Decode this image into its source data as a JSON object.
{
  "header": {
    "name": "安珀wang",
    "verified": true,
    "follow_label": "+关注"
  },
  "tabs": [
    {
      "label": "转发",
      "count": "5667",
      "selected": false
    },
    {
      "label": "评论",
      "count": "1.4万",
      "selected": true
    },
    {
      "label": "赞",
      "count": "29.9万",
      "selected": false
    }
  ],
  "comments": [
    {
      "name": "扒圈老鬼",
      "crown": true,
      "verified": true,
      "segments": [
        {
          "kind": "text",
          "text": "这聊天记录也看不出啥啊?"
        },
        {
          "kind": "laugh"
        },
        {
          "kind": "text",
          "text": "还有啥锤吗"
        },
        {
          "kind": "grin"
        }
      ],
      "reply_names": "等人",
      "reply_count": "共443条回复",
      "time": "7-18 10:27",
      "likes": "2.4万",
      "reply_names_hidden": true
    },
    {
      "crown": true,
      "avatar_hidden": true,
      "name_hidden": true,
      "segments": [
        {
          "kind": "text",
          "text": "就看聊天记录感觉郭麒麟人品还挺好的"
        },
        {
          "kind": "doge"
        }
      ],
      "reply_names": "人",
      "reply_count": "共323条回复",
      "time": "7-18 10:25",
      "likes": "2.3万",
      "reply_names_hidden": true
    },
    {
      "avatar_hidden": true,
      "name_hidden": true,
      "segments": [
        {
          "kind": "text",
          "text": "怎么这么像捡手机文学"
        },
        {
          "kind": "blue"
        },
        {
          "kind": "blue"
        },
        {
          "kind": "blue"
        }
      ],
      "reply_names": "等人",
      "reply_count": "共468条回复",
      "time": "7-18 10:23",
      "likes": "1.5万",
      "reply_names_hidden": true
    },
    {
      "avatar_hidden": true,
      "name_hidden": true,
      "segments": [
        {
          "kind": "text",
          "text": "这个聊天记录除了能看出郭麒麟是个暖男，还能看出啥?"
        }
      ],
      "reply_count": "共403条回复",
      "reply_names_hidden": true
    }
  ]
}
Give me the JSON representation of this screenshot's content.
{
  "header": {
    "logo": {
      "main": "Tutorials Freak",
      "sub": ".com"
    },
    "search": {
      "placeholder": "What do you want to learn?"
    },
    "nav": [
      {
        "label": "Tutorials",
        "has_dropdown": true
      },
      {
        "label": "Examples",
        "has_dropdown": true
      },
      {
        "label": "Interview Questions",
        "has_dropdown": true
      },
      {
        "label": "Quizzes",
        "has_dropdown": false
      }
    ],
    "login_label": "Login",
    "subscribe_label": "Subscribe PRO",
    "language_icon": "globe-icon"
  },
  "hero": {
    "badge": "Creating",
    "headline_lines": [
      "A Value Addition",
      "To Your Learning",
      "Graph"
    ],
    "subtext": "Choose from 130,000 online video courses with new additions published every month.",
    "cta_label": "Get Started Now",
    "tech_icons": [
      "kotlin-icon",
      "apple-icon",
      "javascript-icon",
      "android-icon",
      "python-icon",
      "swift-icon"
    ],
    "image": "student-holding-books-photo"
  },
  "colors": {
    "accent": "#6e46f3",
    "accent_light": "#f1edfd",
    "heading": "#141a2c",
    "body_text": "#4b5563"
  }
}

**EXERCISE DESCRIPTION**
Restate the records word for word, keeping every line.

**ANSWER BELOW**
Decode this image into its source data as a JSON object.
{
  "header": {
    "name": "安珀wang",
    "verified": true,
    "follow_label": "+关注"
  },
  "tabs": [
    {
      "label": "转发",
      "count": "5667",
      "selected": false
    },
    {
      "label": "评论",
      "count": "1.4万",
      "selected": true
    },
    {
      "label": "赞",
      "count": "29.9万",
      "selected": false
    }
  ],
  "comments": [
    {
      "name": "扒圈老鬼",
      "crown": true,
      "verified": true,
      "segments": [
        {
          "kind": "text",
          "text": "这聊天记录也看不出啥啊?"
        },
        {
          "kind": "laugh"
        },
        {
          "kind": "text",
          "text": "还有啥锤吗"
        },
        {
          "kind": "grin"
        }
      ],
      "reply_names": "等人",
      "reply_count": "共443条回复",
      "time": "7-18 10:27",
      "likes": "2.4万",
      "reply_names_hidden": true
    },
    {
      "crown": true,
      "avatar_hidden": true,
      "name_hidden": true,
      "segments": [
        {
          "kind": "text",
          "text": "就看聊天记录感觉郭麒麟人品还挺好的"
        },
        {
          "kind": "doge"
        }
      ],
      "reply_names": "人",
      "reply_count": "共323条回复",
      "time": "7-18 10:25",
      "likes": "2.3万",
      "reply_names_hidden": true
    },
    {
      "avatar_hidden": true,
      "name_hidden": true,
      "segments": [
        {
          "kind": "text",
          "text": "怎么这么像捡手机文学"
        },
        {
          "kind": "blue"
        },
        {
          "kind": "blue"
        },
        {
          "kind": "blue"
        }
      ],
      "reply_names": "等人",
      "reply_count": "共468条回复",
      "time": "7-18 10:23",
      "likes": "1.5万",
      "reply_names_hidden": true
    },
    {
      "avatar_hidden": true,
      "name_hidden": true,
      "segments": [
        {
          "kind": "text",
          "text": "这个聊天记录除了能看出郭麒麟是个暖男，还能看出啥?"
        }
      ],
      "reply_count": "共403条回复",
      "reply_names_hidden": true
    }
  ]
}
Give me the JSON representation of this screenshot's content.
{
  "header": {
    "logo": {
      "main": "Tutorials Freak",
      "sub": ".com"
    },
    "search": {
      "placeholder": "What do you want to learn?"
    },
    "nav": [
      {
        "label": "Tutorials",
        "has_dropdown": true
      },
      {
        "label": "Examples",
        "has_dropdown": true
      },
      {
        "label": "Interview Questions",
        "has_dropdown": true
      },
      {
        "label": "Quizzes",
        "has_dropdown": false
      }
    ],
    "login_label": "Login",
    "subscribe_label": "Subscribe PRO",
    "language_icon": "globe-icon"
  },
  "hero": {
    "badge": "Creating",
    "headline_lines": [
      "A Value Addition",
      "To Your Learning",
      "Graph"
    ],
    "subtext": "Choose from 130,000 online video courses with new additions published every month.",
    "cta_label": "Get Started Now",
    "tech_icons": [
      "kotlin-icon",
      "apple-icon",
      "javascript-icon",
      "android-icon",
      "python-icon",
      "swift-icon"
    ],
    "image": "student-holding-books-photo"
  },
  "colors": {
    "accent": "#6e46f3",
    "accent_light": "#f1edfd",
    "heading": "#141a2c",
    "body_text": "#4b5563"
  }
}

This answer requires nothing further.